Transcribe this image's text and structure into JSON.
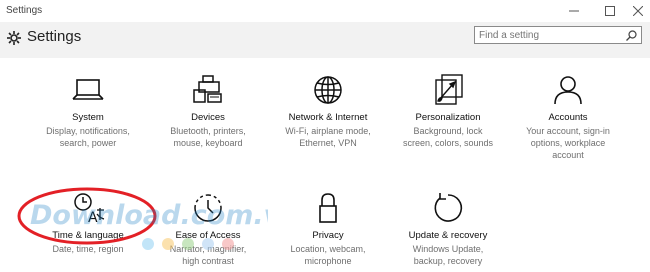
{
  "window": {
    "title": "Settings"
  },
  "header": {
    "title": "Settings"
  },
  "search": {
    "placeholder": "Find a setting"
  },
  "tiles": [
    {
      "label": "System",
      "desc_lines": [
        "Display, notifications,",
        "search, power"
      ],
      "icon": "laptop-icon"
    },
    {
      "label": "Devices",
      "desc_lines": [
        "Bluetooth, printers,",
        "mouse, keyboard"
      ],
      "icon": "devices-icon"
    },
    {
      "label": "Network & Internet",
      "desc_lines": [
        "Wi-Fi, airplane mode,",
        "Ethernet, VPN"
      ],
      "icon": "globe-icon"
    },
    {
      "label": "Personalization",
      "desc_lines": [
        "Background, lock",
        "screen, colors, sounds"
      ],
      "icon": "brush-icon"
    },
    {
      "label": "Accounts",
      "desc_lines": [
        "Your account, sign-in",
        "options, workplace",
        "account"
      ],
      "icon": "person-icon"
    },
    {
      "label": "Time & language",
      "desc_lines": [
        "Date, time, region"
      ],
      "icon": "time-language-icon"
    },
    {
      "label": "Ease of Access",
      "desc_lines": [
        "Narrator, magnifier,",
        "high contrast"
      ],
      "icon": "ease-of-access-icon"
    },
    {
      "label": "Privacy",
      "desc_lines": [
        "Location, webcam,",
        "microphone"
      ],
      "icon": "lock-icon"
    },
    {
      "label": "Update & recovery",
      "desc_lines": [
        "Windows Update,",
        "backup, recovery"
      ],
      "icon": "update-icon"
    }
  ],
  "watermark": {
    "text": "Download.com.vn"
  },
  "colors": {
    "header_bg": "#f2f2f2",
    "annotation": "#e32026",
    "watermark": "#1e7fc4"
  }
}
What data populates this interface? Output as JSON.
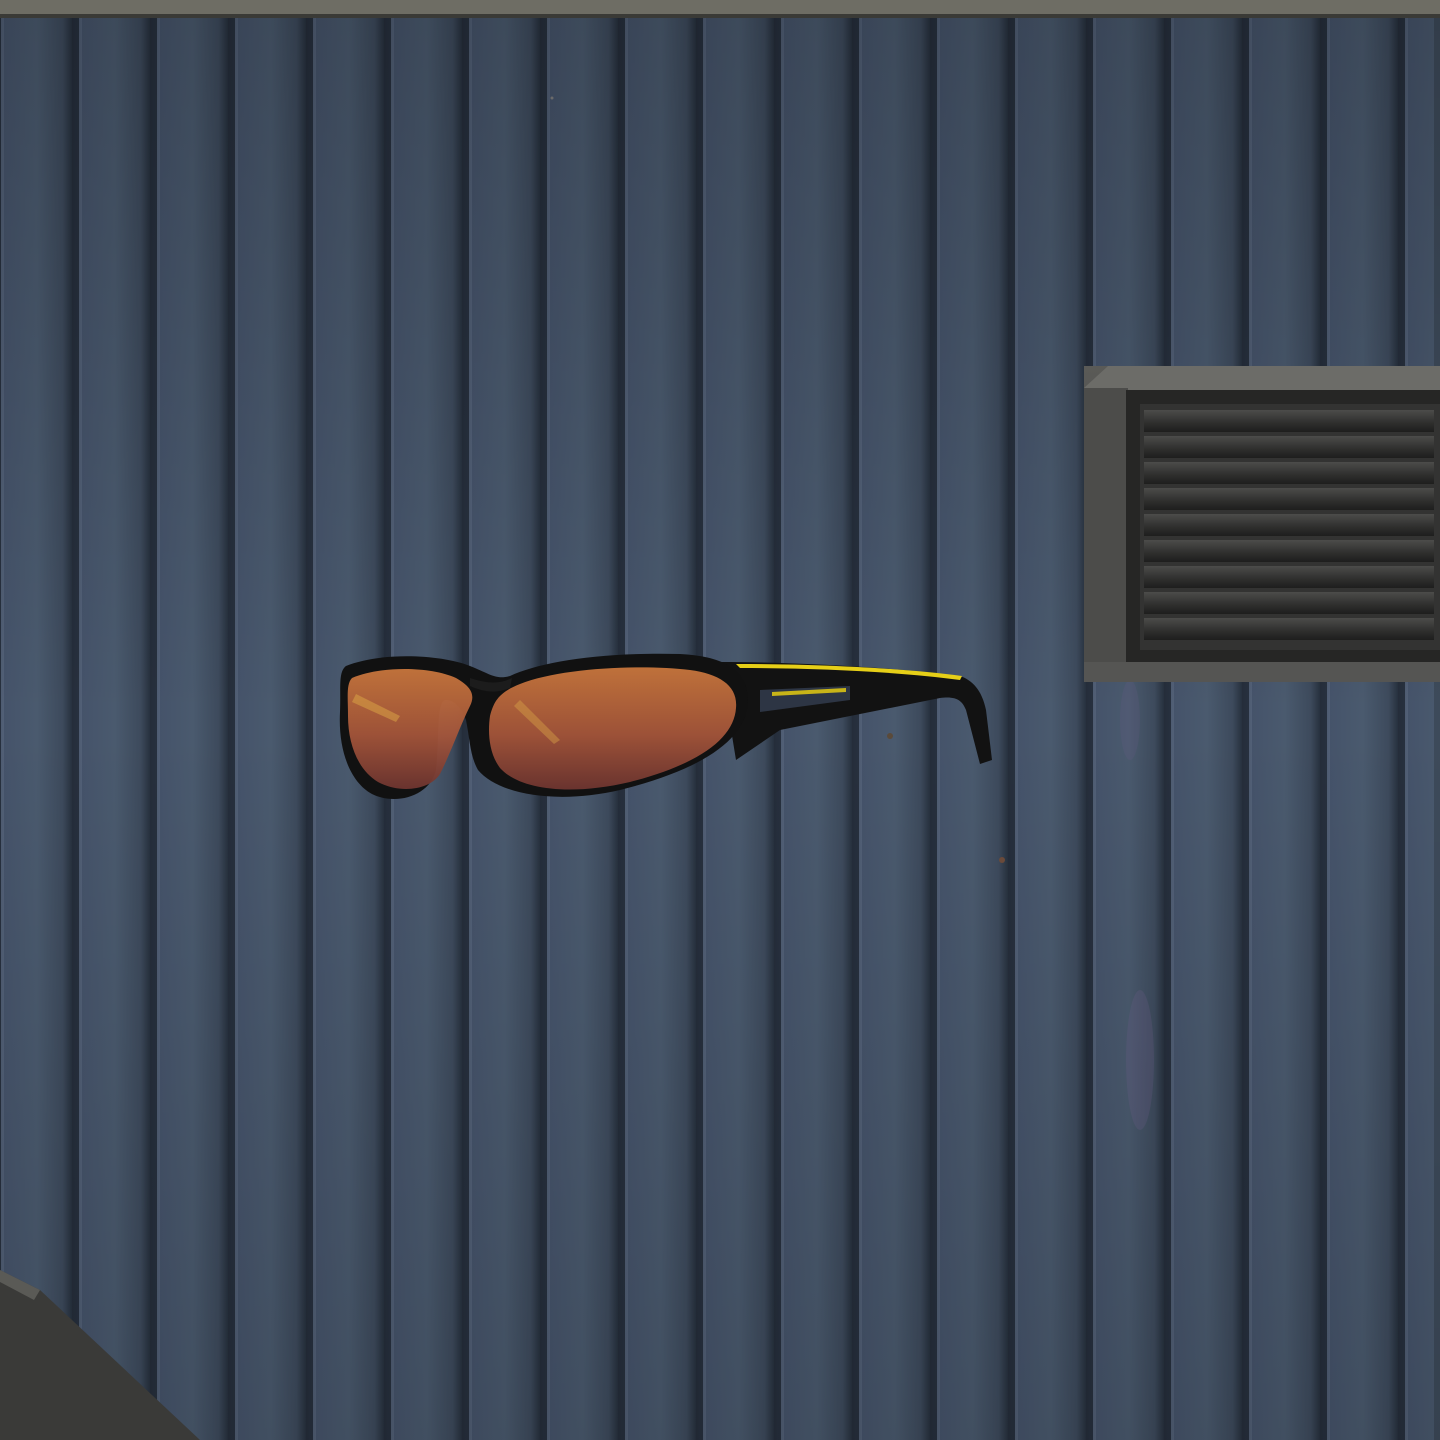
{
  "scene": {
    "item": "sunglasses",
    "colors": {
      "wall_base": "#3f4c5c",
      "wall_ridge_light": "#56657a",
      "wall_groove_dark": "#2a3442",
      "top_trim": "#6a6a62",
      "frame_black": "#111111",
      "frame_accent_yellow": "#e8d21a",
      "lens_top": "#c0703a",
      "lens_bottom": "#7a3a2a",
      "vent_body": "#4a4a48",
      "vent_slat": "#2e2e2d",
      "pipe": "#3a3a38"
    }
  }
}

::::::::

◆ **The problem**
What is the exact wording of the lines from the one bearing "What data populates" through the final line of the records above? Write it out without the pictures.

◆ **Completed exercise**
What data populates this interface? Output as JSON.
{
  "scene": {
    "item": "sunglasses",
    "colors": {
      "wall_base": "#3f4c5c",
      "wall_ridge_light": "#56657a",
      "wall_groove_dark": "#2a3442",
      "top_trim": "#6a6a62",
      "frame_black": "#111111",
      "frame_accent_yellow": "#e8d21a",
      "lens_top": "#c0703a",
      "lens_bottom": "#7a3a2a",
      "vent_body": "#4a4a48",
      "vent_slat": "#2e2e2d",
      "pipe": "#3a3a38"
    }
  }
}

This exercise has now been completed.